“Part of it is about not trying to be professional”. These are the words of both Jonathan Blow, the creator of one of the world’s most highly acclaimed Indie Games, and myself when asked to give a summary of my life thus far.
These words are a great summary of what you are to expect if you ever find yourself stumbling across this hidden gem, an Indie Documentary about Indie Gaming. It follows the stories of three prominent names in the Indie Gaming world; Fez, Braid, and the ever loved OH MY GOD WHY IS THIS GAME SO HARD YET I CAN’T STOP PLAYING IT!? (Also known to many as Super Meat Boy). It shows you just how romantic and exciting and emotional the world of Indie Gaming can be. How Indie programmers love making games for their own needs, to express their own feelings and emotions through games, and generally get a buzz when people enjoy the things they’ve created, rather than trying to get a million 13 year olds crammed onto their multiplayer servers hurling abuse about each other’s female guardians.

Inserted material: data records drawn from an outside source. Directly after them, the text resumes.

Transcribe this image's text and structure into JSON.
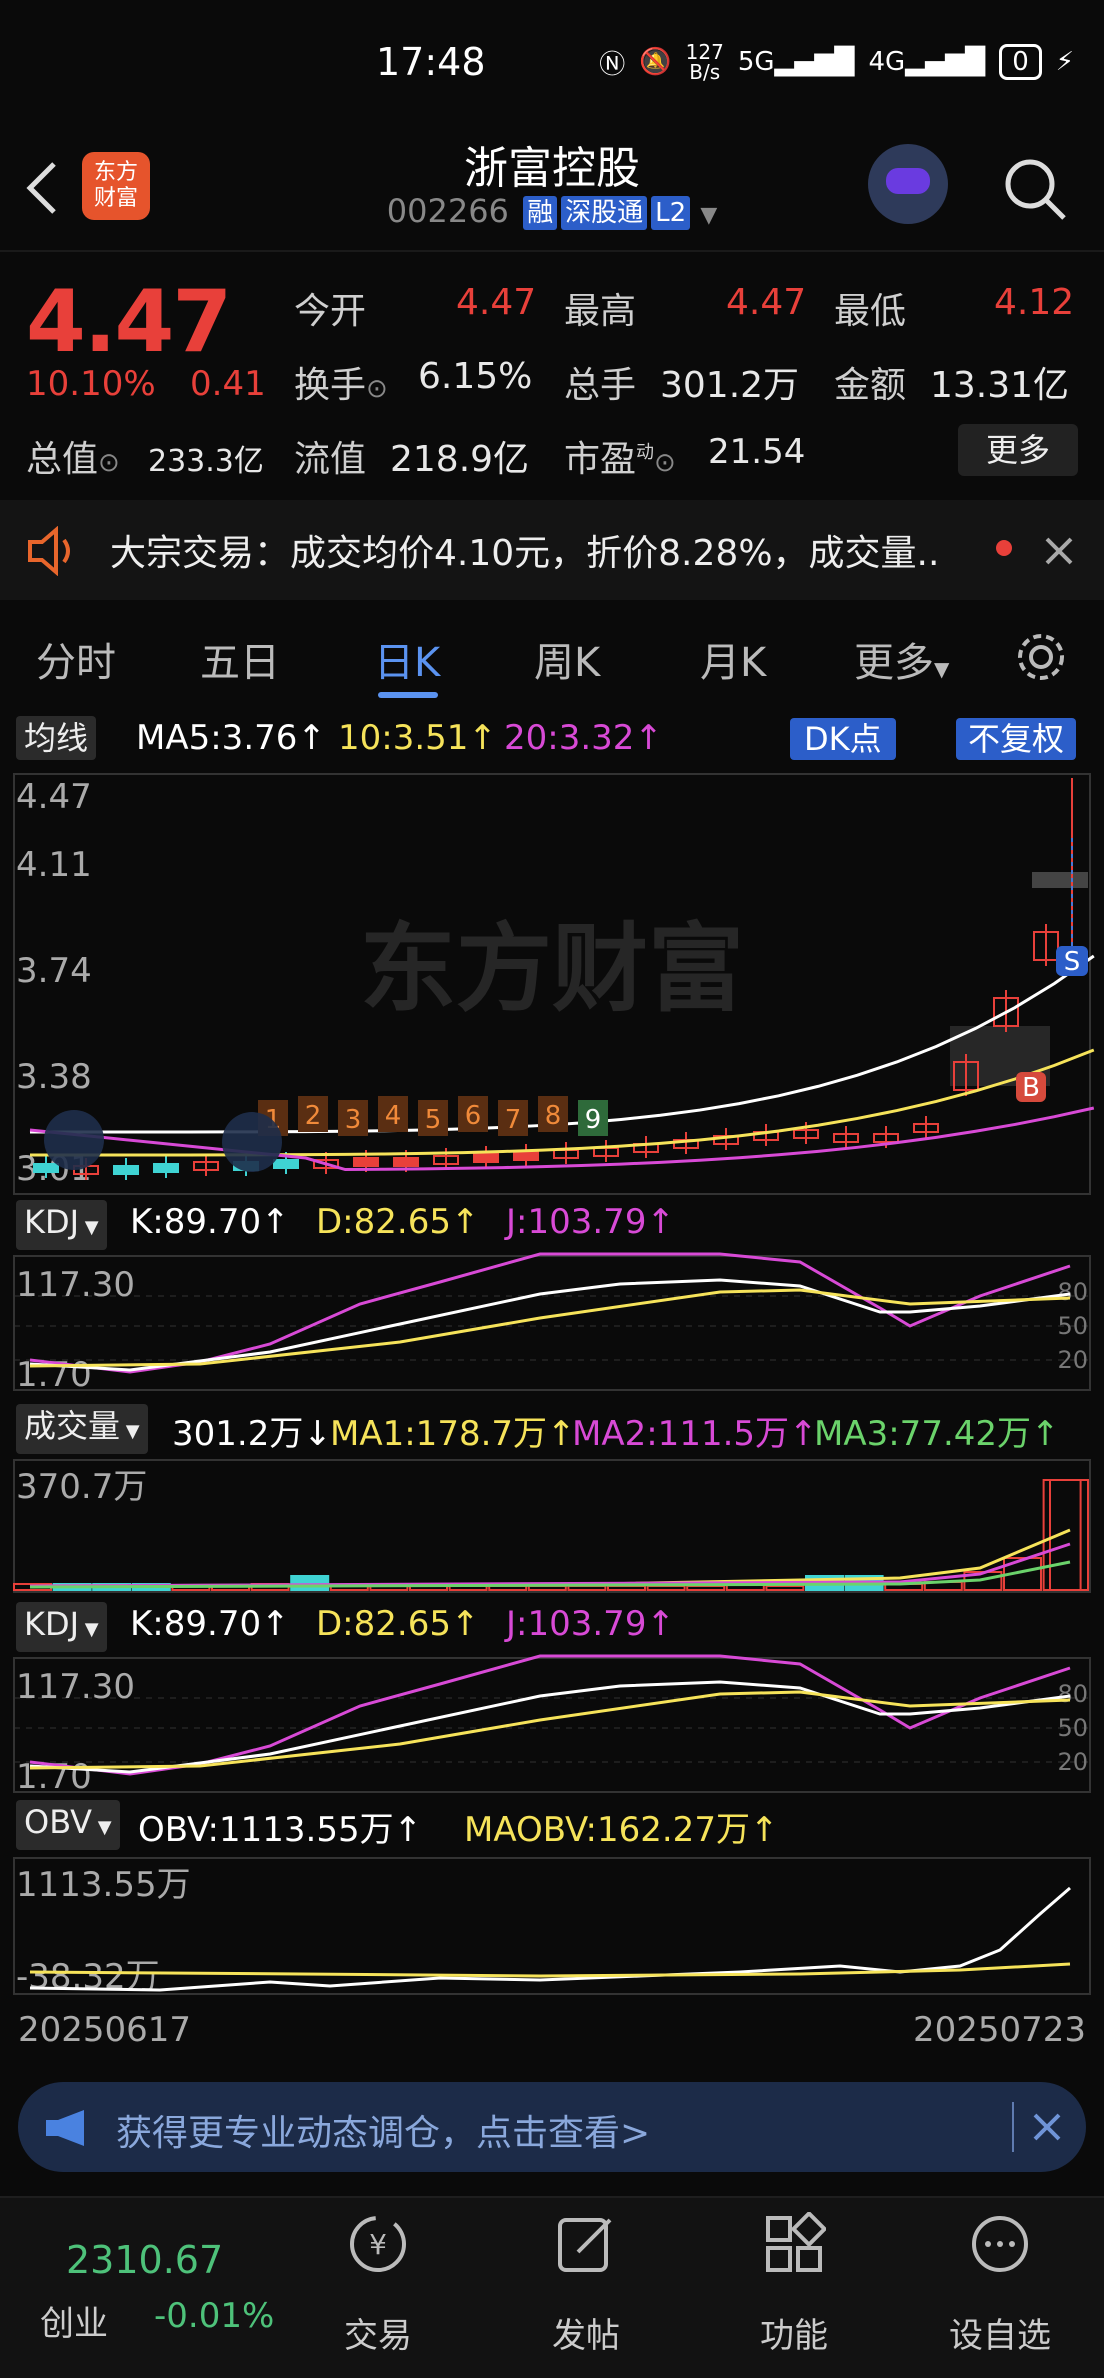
{
  "status": {
    "time": "17:48",
    "net_speed": "127\nB/s",
    "battery": "0"
  },
  "header": {
    "brand_logo": "东方\n财富",
    "stock_name": "浙富控股",
    "stock_code": "002266",
    "tags": [
      "融",
      "深股通",
      "L2"
    ]
  },
  "quote": {
    "price": "4.47",
    "change_pct": "10.10%",
    "change_amt": "0.41",
    "open_label": "今开",
    "open": "4.47",
    "high_label": "最高",
    "high": "4.47",
    "low_label": "最低",
    "low": "4.12",
    "turnover_label": "换手",
    "turnover": "6.15%",
    "volume_label": "总手",
    "volume": "301.2万",
    "amount_label": "金额",
    "amount": "13.31亿",
    "mktcap_label": "总值",
    "mktcap": "233.3亿",
    "float_label": "流值",
    "float_val": "218.9亿",
    "pe_label": "市盈",
    "pe_sup": "动",
    "pe": "21.54",
    "more_label": "更多"
  },
  "notice": {
    "text": "大宗交易：成交均价4.10元，折价8.28%，成交量.."
  },
  "tabs": [
    "分时",
    "五日",
    "日K",
    "周K",
    "月K",
    "更多"
  ],
  "active_tab": "日K",
  "ma_bar": {
    "label": "均线",
    "ma5": "MA5:3.76↑",
    "ma10": "10:3.51↑",
    "ma20": "20:3.32↑",
    "dk_label": "DK点",
    "fq_label": "不复权"
  },
  "watermark": "东方财富",
  "kline": {
    "y_labels": [
      "4.47",
      "4.11",
      "3.74",
      "3.38",
      "3.01"
    ],
    "nine_count": [
      "1",
      "2",
      "3",
      "4",
      "5",
      "6",
      "7",
      "8",
      "9"
    ],
    "b_mark": "B",
    "s_mark": "S"
  },
  "kdj1": {
    "label": "KDJ",
    "k": "K:89.70↑",
    "d": "D:82.65↑",
    "j": "J:103.79↑",
    "top": "117.30",
    "bottom": "1.70",
    "levels": [
      "80",
      "50",
      "20"
    ]
  },
  "volume": {
    "label": "成交量",
    "val": "301.2万↓",
    "ma1": "MA1:178.7万↑",
    "ma2": "MA2:111.5万↑",
    "ma3": "MA3:77.42万↑",
    "top": "370.7万"
  },
  "kdj2": {
    "label": "KDJ",
    "k": "K:89.70↑",
    "d": "D:82.65↑",
    "j": "J:103.79↑",
    "top": "117.30",
    "bottom": "1.70",
    "levels": [
      "80",
      "50",
      "20"
    ]
  },
  "obv": {
    "label": "OBV",
    "obv": "OBV:1113.55万↑",
    "maobv": "MAOBV:162.27万↑",
    "top": "1113.55万",
    "bottom": "-38.32万"
  },
  "dates": {
    "start": "20250617",
    "end": "20250723"
  },
  "banner": {
    "text": "获得更专业动态调仓，点击查看>"
  },
  "bottom": {
    "index_value": "2310.67",
    "index_name": "创业",
    "index_chg": "-0.01%",
    "items": [
      "交易",
      "发帖",
      "功能",
      "设自选"
    ]
  },
  "colors": {
    "up": "#e8403a",
    "down": "#3fd3d3",
    "ma5": "#ffffff",
    "ma10": "#f6e35a",
    "ma20": "#d84ad6",
    "ma3": "#6bd36b",
    "accent": "#5b93f0"
  }
}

Everything about this documentary is entertaining. Whether you are interested in Indie Games, or whether you ended up on this website, and read this far down this exact specific entry and still haven’t realised that it’s a gaming website yet, I would honestly recommend that you give this a watch.

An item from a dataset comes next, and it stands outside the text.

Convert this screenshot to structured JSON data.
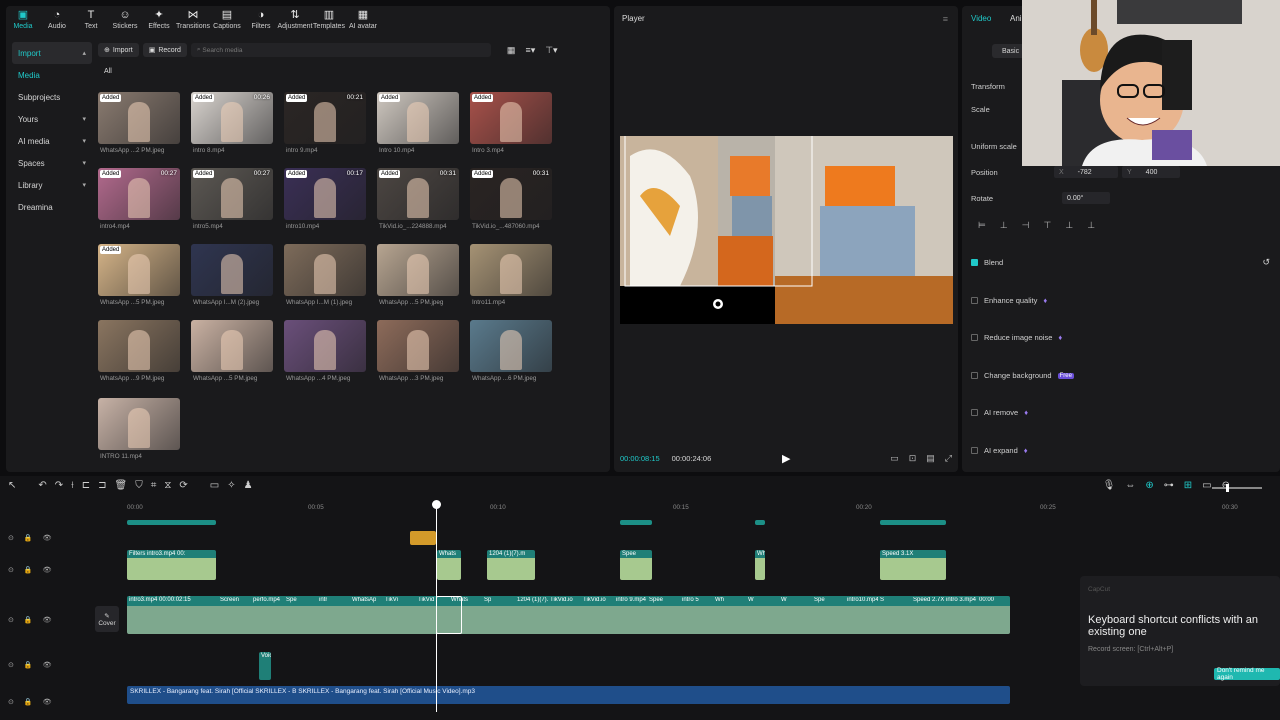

From a gamers point of view, it’s incredibly interesting just to see what exactly the process of developing a game as an individual or part of a small team is like. In fact watching Jonathan Blow’s increasing levels of frustration during the development and release of Super Meat Boy almost made all of those hours of dying and screaming and crying and throwing controllers across rooms worth it. Revenge is a dish best served cold, unless you’re a meat boy, I guess you’d need to keep somewhat warm then or else you’d start to smell. I don’t know where this joke is going I’m just enjoying the ride.
From the point of view of someone who just wants to enjoy a good documentary however, Indie Game: The Movie stands out in the crowd. It’s one of those documentaries that sits under the tag line of “You just couldn’t make this stuff up”. There are ups and downs, there are tears and there is laughter. Most surprisingly of all, there are good guys that you want to root for and want to see do well, and then there are the bad guys that you want to see fail (or be forced to sit and play some of the lesser rated titles that call the Xbox marketplace their home for a couple hours straight).
I went into this title expecting something a little bit different. I expected it to be more of a serious gamer’s documentary, showing the tech side of things. Although I did programming at college and why I would ever want to re-live that nightmare is beyond me. Maybe I’m just a glutton for punishment? Instead what we get is a heartfelt, intimate journey into the lives of the people who bring us gamers the quirkier, more odd side of gaming and exactly why these games should mean so much to us.
I am wholly recommending that any person of any audience should watch this documentary as it is in fact the documentary that pushed me into buying Limbo, my first real Indie Game experience, and now here I am, writing about Indie Games on the internet when I could be doing something useful…..like firing up Goat Simulator for the first time…..